China has committed genocide by forcibly reducing the birth rate of Uyghurs in Xinjiang, a people’s tribunal in Britain has concluded.
The Uyghur Tribunal, chaired by Sir Geoffrey Nice QC and comprised of various legal and human-rights experts, has issued its final judgment (9 December), which condemns the People’s Republic of China (PRC).
The tribunal said that there was “no evidence of organised mass killings”, and rejected comparisons to the Holocaust, but added that it was satisfied beyond reasonable doubt that China, "by the imposition of measures to prevent births, intended to destroy a significant part of the Uyghurs in Xinjiang as such, has committed genocide”.
Deceive the public
It also found that torture of Uyghurs attributable to the People’s Republic of China “is established beyond reasonable doubt”, as well as crimes against humanity including acts of “deportation or forcible transfer, imprisonment or other severe deprivation of physical liberty, torture, rape and other sexual violence, enforced sterilisation, persecution, enforced disappearance, and other inhumane acts”.

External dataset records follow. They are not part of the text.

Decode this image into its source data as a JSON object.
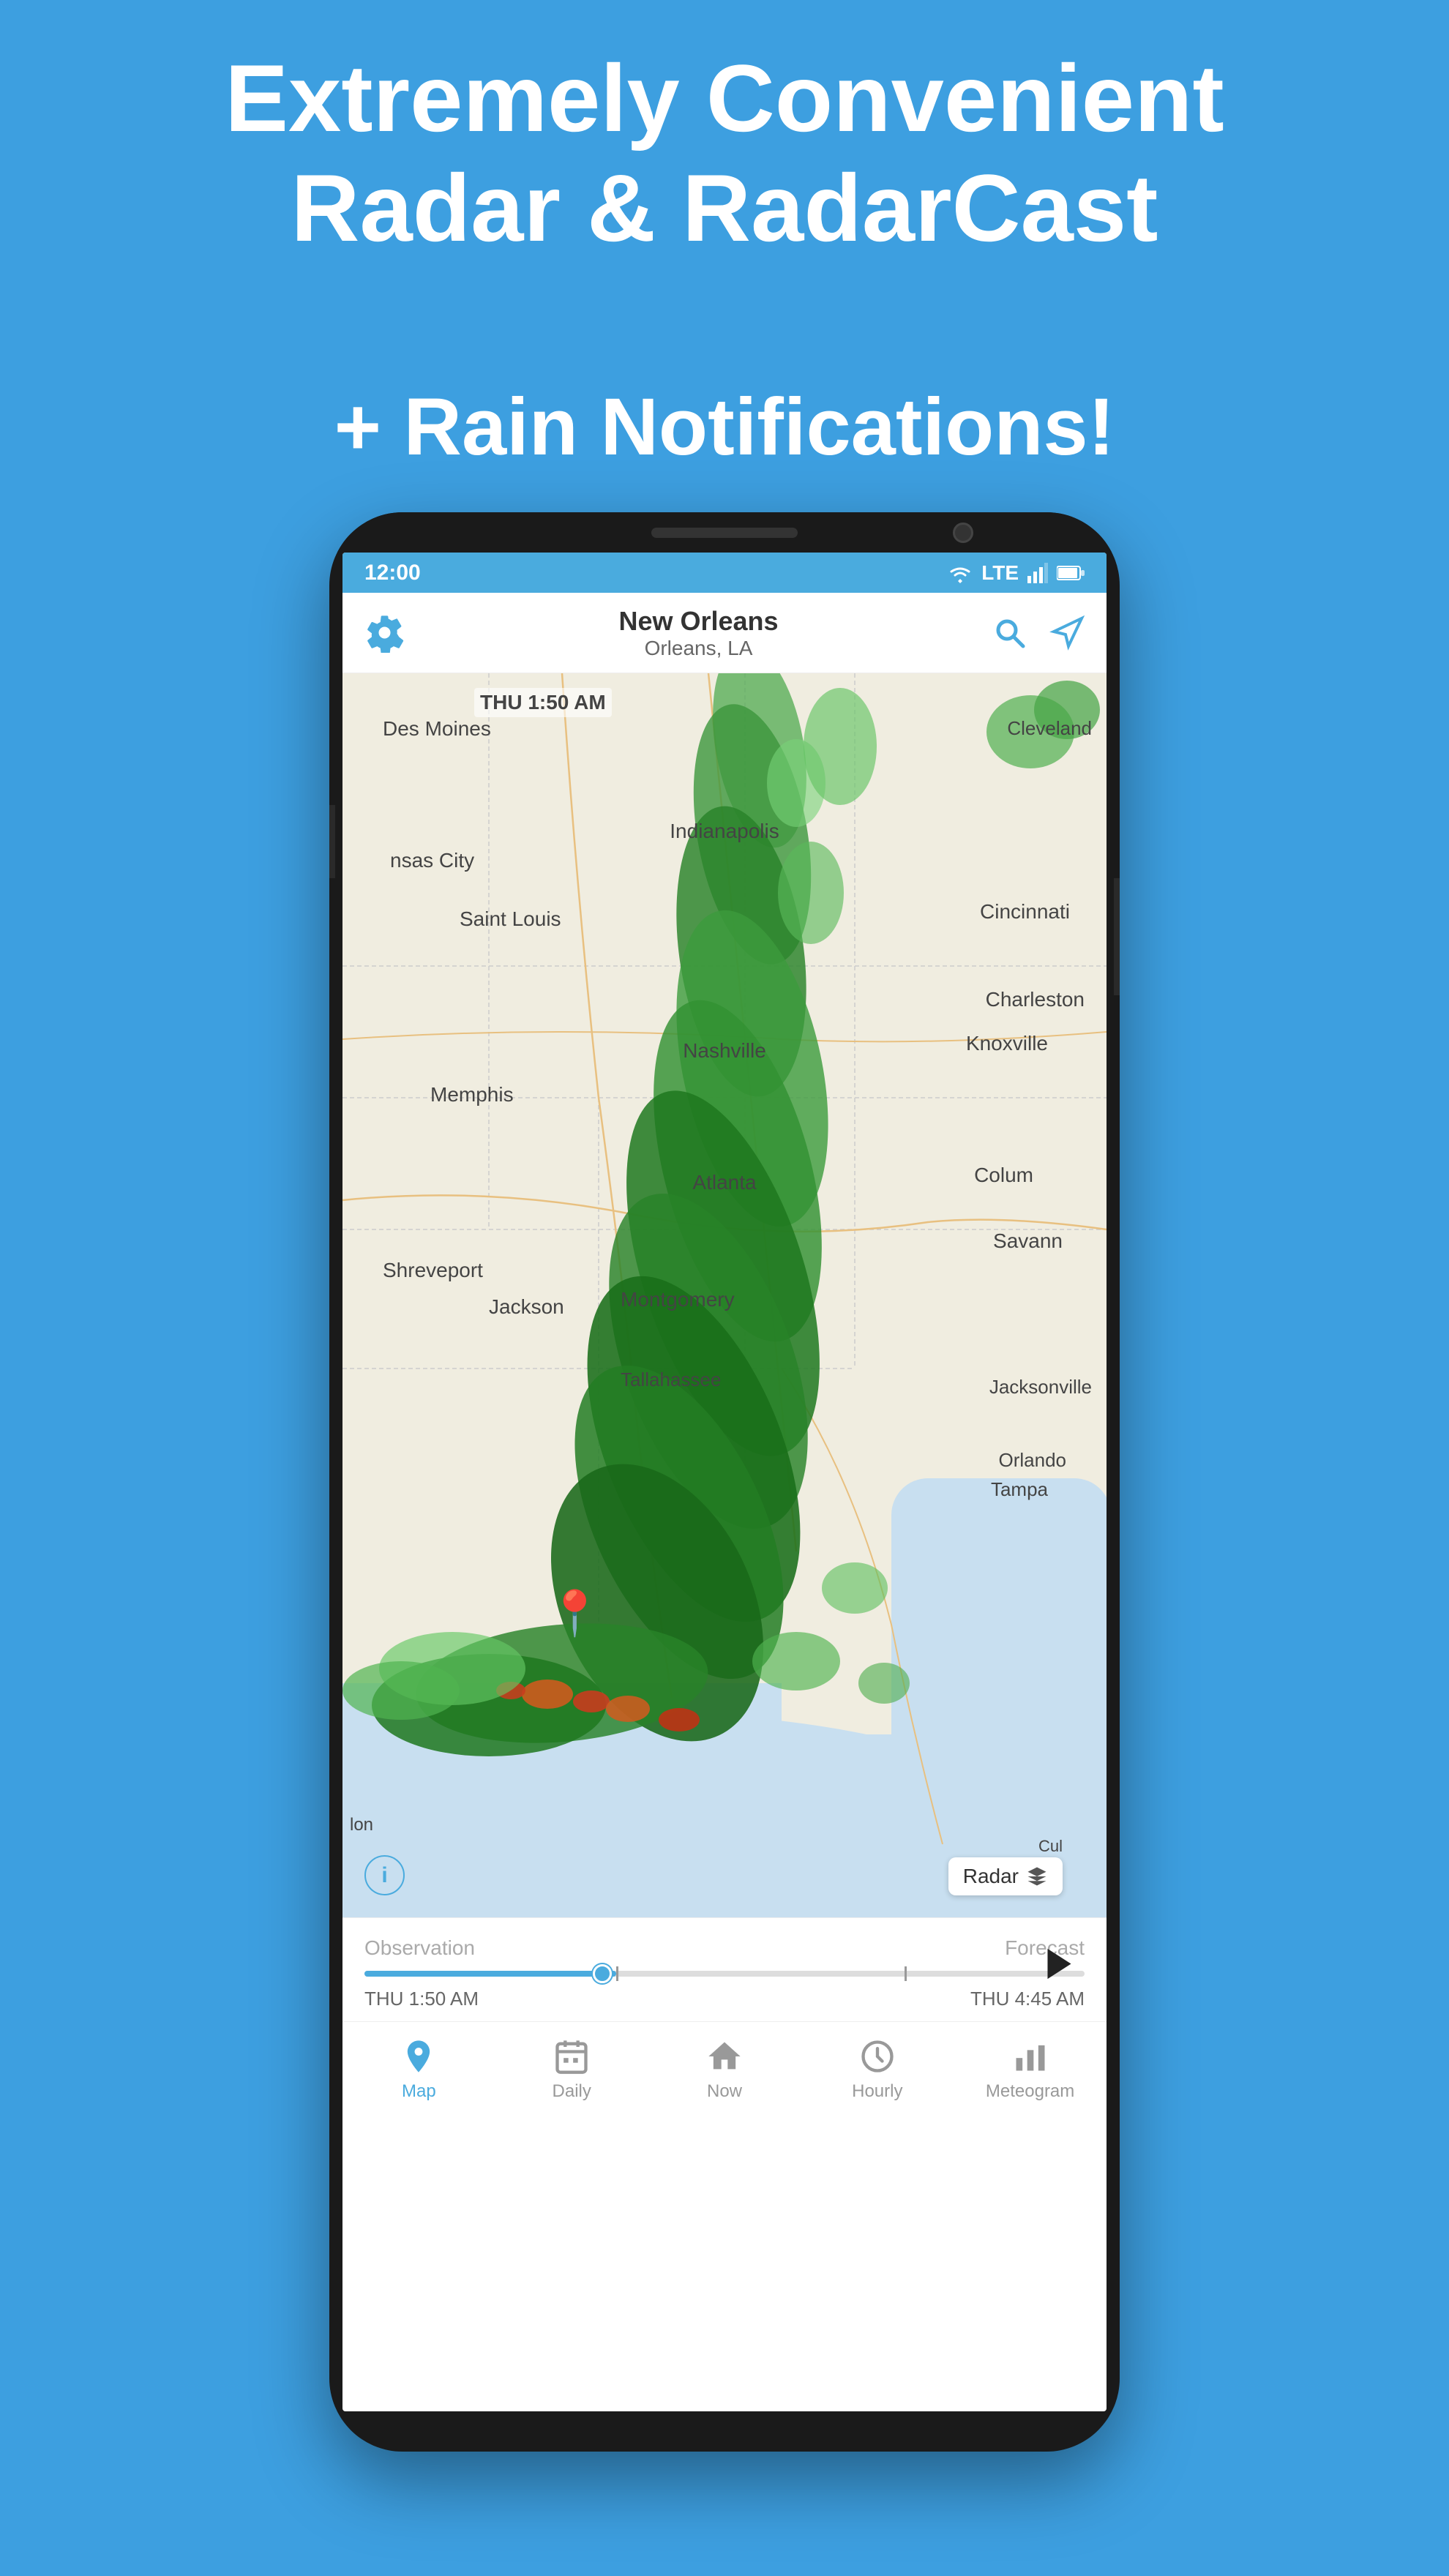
{
  "hero": {
    "title_line1": "Extremely Convenient",
    "title_line2": "Radar & RadarCast",
    "subtitle": "+ Rain Notifications!"
  },
  "status_bar": {
    "time": "12:00",
    "signal": "LTE"
  },
  "app_header": {
    "city": "New Orleans",
    "location": "Orleans, LA"
  },
  "map": {
    "timestamp": "THU  1:50 AM",
    "radar_label": "Radar"
  },
  "timeline": {
    "observation_label": "Observation",
    "forecast_label": "Forecast",
    "start_time": "THU 1:50 AM",
    "end_time": "THU 4:45 AM"
  },
  "bottom_nav": {
    "items": [
      {
        "id": "map",
        "label": "Map",
        "active": true
      },
      {
        "id": "daily",
        "label": "Daily",
        "active": false
      },
      {
        "id": "now",
        "label": "Now",
        "active": false
      },
      {
        "id": "hourly",
        "label": "Hourly",
        "active": false
      },
      {
        "id": "meteogram",
        "label": "Meteogram",
        "active": false
      }
    ]
  },
  "colors": {
    "accent": "#4aabde",
    "background": "#3d9fe0"
  }
}
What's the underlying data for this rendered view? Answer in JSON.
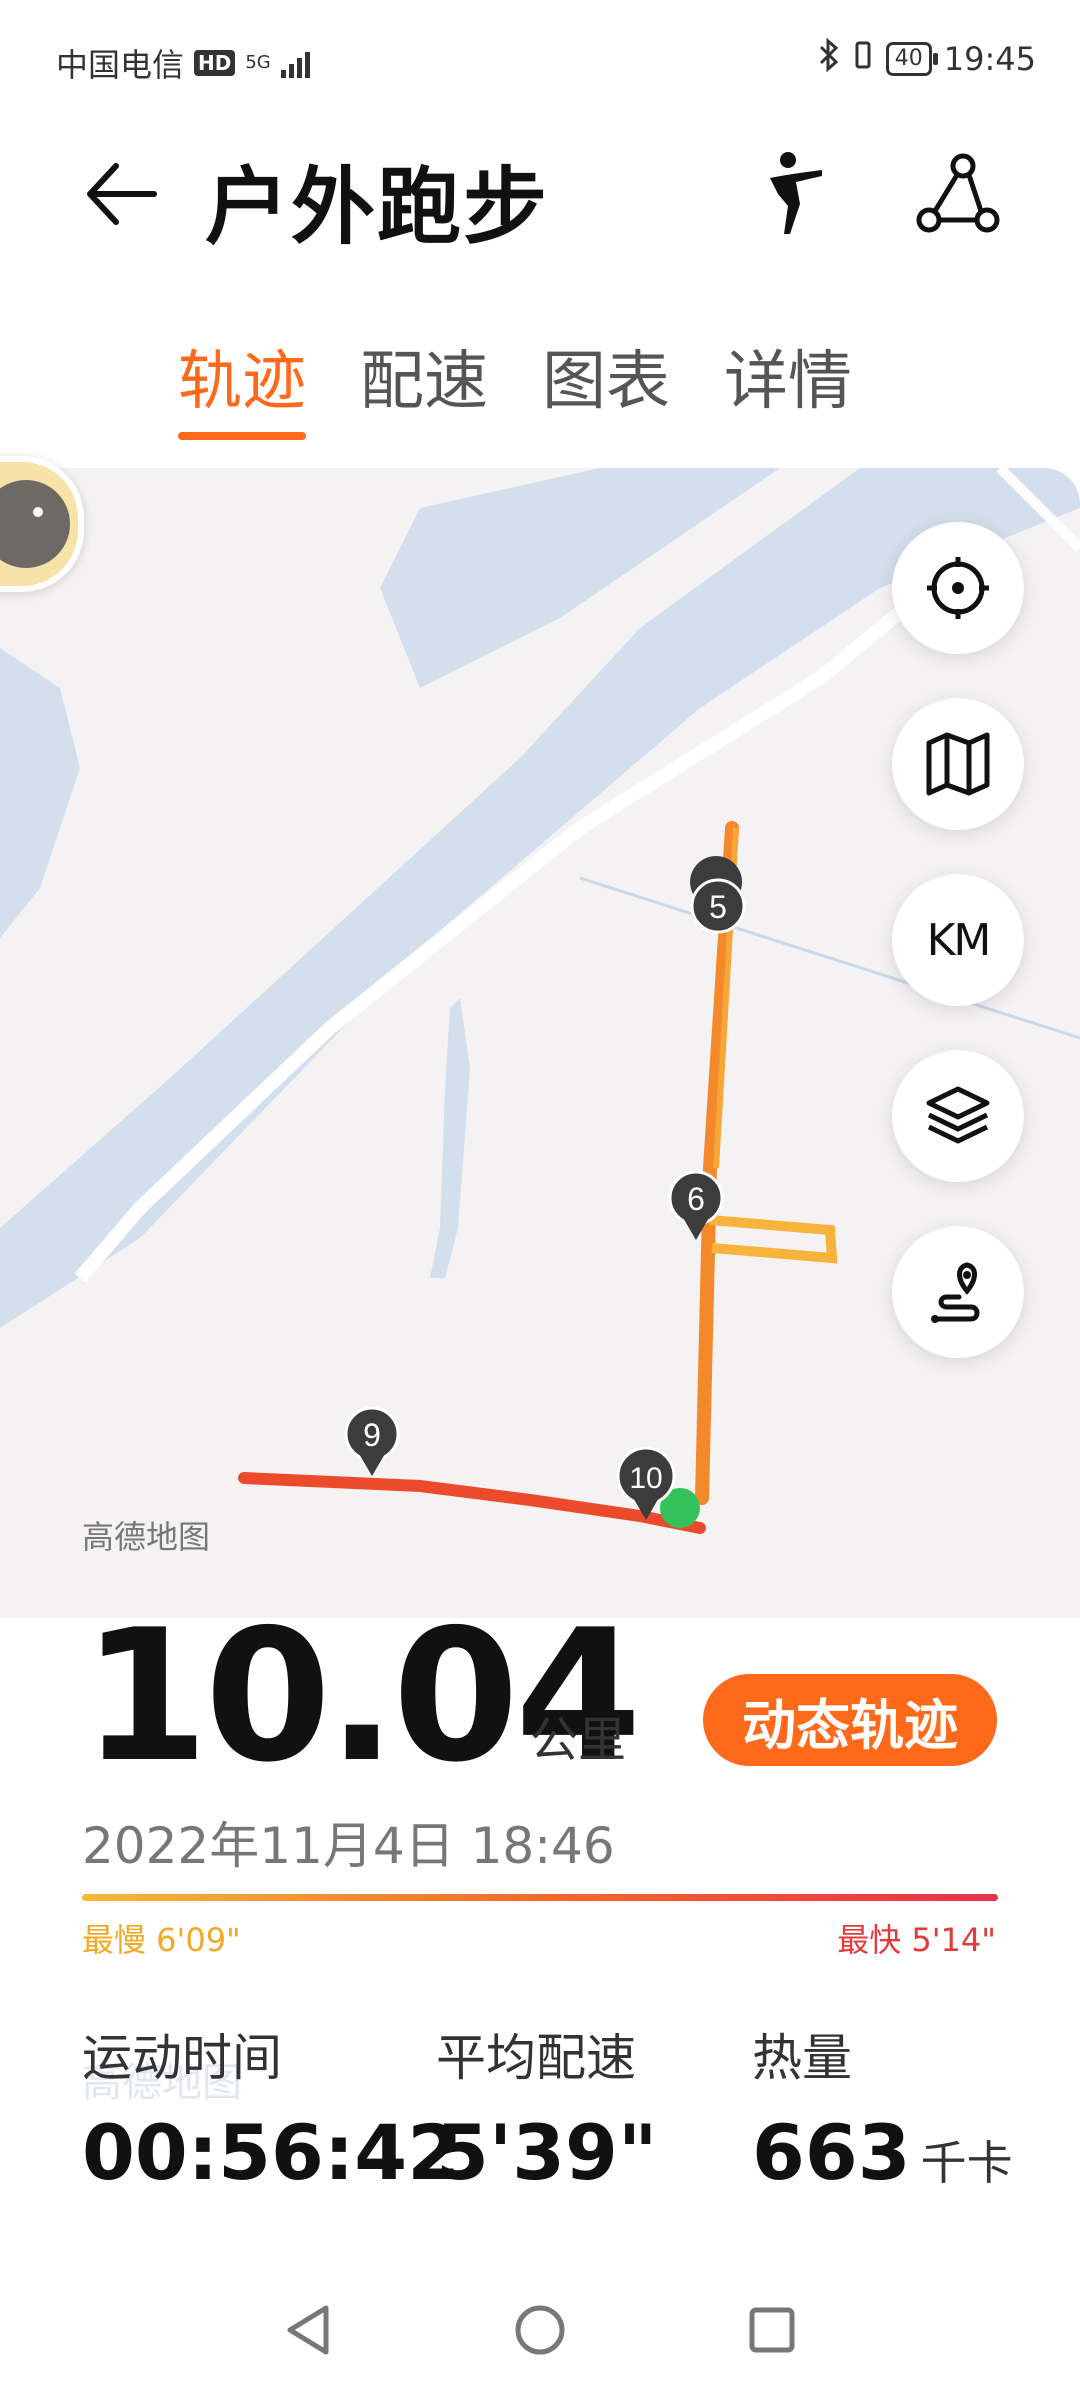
{
  "status_bar": {
    "carrier": "中国电信",
    "hd": "HD",
    "network": "5G",
    "battery": "40",
    "time": "19:45"
  },
  "header": {
    "title": "户外跑步"
  },
  "tabs": [
    {
      "label": "轨迹",
      "active": true
    },
    {
      "label": "配速",
      "active": false
    },
    {
      "label": "图表",
      "active": false
    },
    {
      "label": "详情",
      "active": false
    }
  ],
  "map": {
    "attribution": "高德地图",
    "controls": [
      {
        "name": "locate-icon"
      },
      {
        "name": "map-icon"
      },
      {
        "name": "km-toggle",
        "label": "KM"
      },
      {
        "name": "layers-icon"
      },
      {
        "name": "route-icon"
      }
    ],
    "markers": [
      "5",
      "6",
      "9",
      "10"
    ]
  },
  "summary": {
    "distance": "10.04",
    "distance_unit": "公里",
    "dynamic_track_button": "动态轨迹",
    "datetime": "2022年11月4日 18:46",
    "slowest": "最慢 6'09\"",
    "fastest": "最快 5'14\""
  },
  "stats": [
    {
      "label": "运动时间",
      "value": "00:56:42",
      "unit": ""
    },
    {
      "label": "平均配速",
      "value": "5'39\"",
      "unit": ""
    },
    {
      "label": "热量",
      "value": "663",
      "unit": "千卡"
    }
  ],
  "watermark": "高德地图",
  "colors": {
    "accent": "#ff6a1a",
    "water": "#d3dfec",
    "track_slow": "#f5a031",
    "track_fast": "#e8402e"
  }
}
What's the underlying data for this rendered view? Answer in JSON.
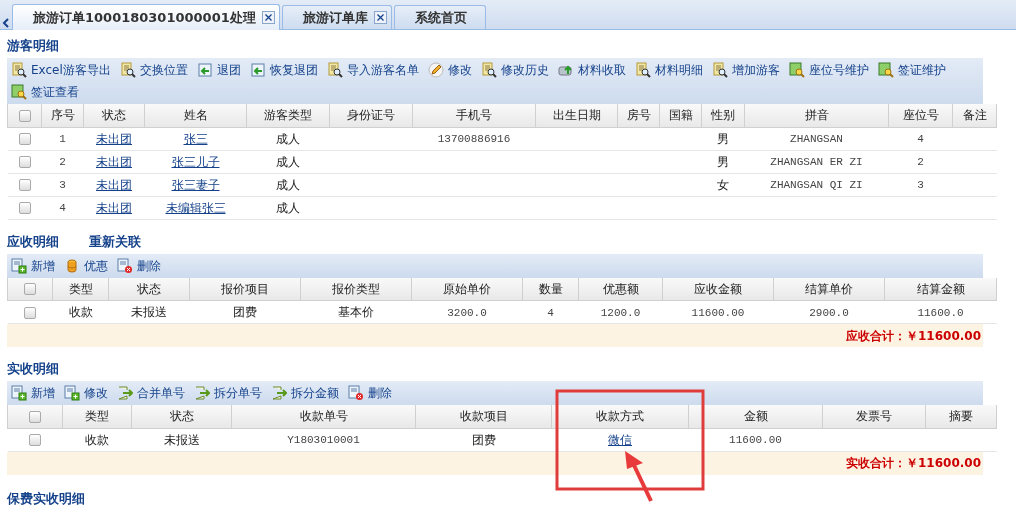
{
  "tabs": [
    {
      "label": "旅游订单1000180301000001处理",
      "selected": true,
      "closable": true
    },
    {
      "label": "旅游订单库",
      "selected": false,
      "closable": true
    },
    {
      "label": "系统首页",
      "selected": false,
      "closable": false
    }
  ],
  "tourists": {
    "title": "游客明细",
    "toolbar": [
      "Excel游客导出",
      "交换位置",
      "退团",
      "恢复退团",
      "导入游客名单",
      "修改",
      "修改历史",
      "材料收取",
      "材料明细",
      "增加游客",
      "座位号维护",
      "签证维护",
      "签证查看"
    ],
    "all_checked": false,
    "columns": [
      "序号",
      "状态",
      "姓名",
      "游客类型",
      "身份证号",
      "手机号",
      "出生日期",
      "房号",
      "国籍",
      "性别",
      "拼音",
      "座位号",
      "备注"
    ],
    "rows": [
      {
        "checked": false,
        "cells": [
          "1",
          "未出团",
          "张三",
          "成人",
          null,
          "13700886916",
          null,
          null,
          null,
          "男",
          "ZHANGSAN",
          "4",
          null
        ]
      },
      {
        "checked": false,
        "cells": [
          "2",
          "未出团",
          "张三儿子",
          "成人",
          null,
          null,
          null,
          null,
          null,
          "男",
          "ZHANGSAN ER ZI",
          "2",
          null
        ]
      },
      {
        "checked": false,
        "cells": [
          "3",
          "未出团",
          "张三妻子",
          "成人",
          null,
          null,
          null,
          null,
          null,
          "女",
          "ZHANGSAN QI ZI",
          "3",
          null
        ]
      },
      {
        "checked": false,
        "cells": [
          "4",
          "未出团",
          "未编辑张三",
          "成人",
          null,
          null,
          null,
          null,
          null,
          null,
          null,
          null,
          null
        ]
      }
    ]
  },
  "receivable": {
    "title": "应收明细",
    "relink": "重新关联",
    "toolbar": [
      "新增",
      "优惠",
      "删除"
    ],
    "all_checked": false,
    "columns": [
      "类型",
      "状态",
      "报价项目",
      "报价类型",
      "原始单价",
      "数量",
      "优惠额",
      "应收金额",
      "结算单价",
      "结算金额"
    ],
    "rows": [
      {
        "checked": false,
        "cells": [
          "收款",
          "未报送",
          "团费",
          "基本价",
          "3200.0",
          "4",
          "1200.0",
          "11600.00",
          "2900.0",
          "11600.0"
        ]
      }
    ],
    "total": "应收合计：￥11600.00"
  },
  "received": {
    "title": "实收明细",
    "toolbar": [
      "新增",
      "修改",
      "合并单号",
      "拆分单号",
      "拆分金额",
      "删除"
    ],
    "all_checked": false,
    "columns": [
      "类型",
      "状态",
      "收款单号",
      "收款项目",
      "收款方式",
      "金额",
      "发票号",
      "摘要"
    ],
    "rows": [
      {
        "checked": false,
        "cells": [
          "收款",
          "未报送",
          "Y1803010001",
          "团费",
          "微信",
          "11600.00",
          null,
          null
        ]
      }
    ],
    "total": "实收合计：￥11600.00"
  },
  "insurance": {
    "title": "保费实收明细"
  }
}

A spokesman for the Chinese Embassy in London has dismissed the “pseudo-tribunal” as “nothing but a political tool used by a few anti-China and separatist elements to deceive and mislead the public”.
Forced late-stage abortions
The judgment finds that pregnant women were forced to have abortions even at the very last stages of pregnancy.
In the course of attempted abortions, babies were sometimes born alive but then killed.
Intense monitoring, surveillance, facial recognition and other advanced technologies, specifically targeted at Uyghurs, have turned life into an open-air prison.
Neighbours, members of families and other members of the community were incentivised or coerced in various ways to spy on each other, the judgment continues.
Religious, cultural, political and business leaders have been imprisoned, ‘disappeared’ and, in some cases, known to have been killed or died.
Children as young as a few months were separated from their families and placed in orphanages or state-run boarding schools, and some cases the parents of these children did not know if their children were alive or dead.
A systematic programme of birth control measures forced women to endure removal of wombs against their will and to undergo effective sterilisation by means of IUDs only removeable by surgical means.
Uyghur women have also been coerced into marrying Han men with refusal running them the risk of imprisonment for themselves or their families.
The full judgment is available to read online.